"I will run for presidency if members of the Guardians Council resign," the head of the banned Iran Freedom Movement told reporters.
The Guardians Council, an unelected 12-member body controlled by hardliners, holds the power to screen all legislation and candidates for parliament or the presidency.
Prior to the February 2004 parliament elections, the Council barred thousands of candidates from standing - most of them reformists.
"These people have been unjust and are not competent to be there," the 73-year-old dissident said.
"Pressure on political activists and the press must stop and all political prisoners must also be freed," he added.
Yazdi is currently facing charges of seeking to overthrow the Islamic regime, and is a figure the Guardians Council would be highly unlikely to approve as a presidential candidate in the June 17 polls.
He was a close aide to Iran's revolutionary leader Ayatollah Ruhollah Khomeini during his final years in exile in 1978 in France, and served as foreign minister in the provisional government of Mehdi Bazargan.
The Iran Freedom Movement, founded in the 1960s by Bazargan, is a liberal nationalist opposition movement seen as close to Iran's reformers.

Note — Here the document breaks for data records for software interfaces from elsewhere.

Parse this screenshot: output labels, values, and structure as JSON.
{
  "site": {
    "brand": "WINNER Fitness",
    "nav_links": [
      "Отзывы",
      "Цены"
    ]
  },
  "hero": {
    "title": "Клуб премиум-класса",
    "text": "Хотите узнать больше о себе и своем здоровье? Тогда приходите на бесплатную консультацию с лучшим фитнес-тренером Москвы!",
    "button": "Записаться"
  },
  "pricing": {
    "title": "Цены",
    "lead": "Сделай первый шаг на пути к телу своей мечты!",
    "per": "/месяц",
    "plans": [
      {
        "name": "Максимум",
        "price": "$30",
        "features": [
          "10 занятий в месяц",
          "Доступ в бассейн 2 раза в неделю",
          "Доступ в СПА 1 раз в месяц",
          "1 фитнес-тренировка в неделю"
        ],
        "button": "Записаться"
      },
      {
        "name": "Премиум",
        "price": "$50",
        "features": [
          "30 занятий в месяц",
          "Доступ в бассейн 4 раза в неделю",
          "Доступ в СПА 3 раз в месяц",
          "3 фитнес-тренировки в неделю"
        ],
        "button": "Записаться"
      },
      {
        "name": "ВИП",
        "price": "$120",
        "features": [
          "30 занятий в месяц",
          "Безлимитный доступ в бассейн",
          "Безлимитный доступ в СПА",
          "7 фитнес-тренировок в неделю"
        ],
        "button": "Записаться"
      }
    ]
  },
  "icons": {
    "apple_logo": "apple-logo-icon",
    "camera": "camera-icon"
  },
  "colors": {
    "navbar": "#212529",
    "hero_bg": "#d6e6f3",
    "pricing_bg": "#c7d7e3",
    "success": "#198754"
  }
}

The group was tolerated until 2001 but is now banned in Iran because it questions certain principles of the Islamic Republic.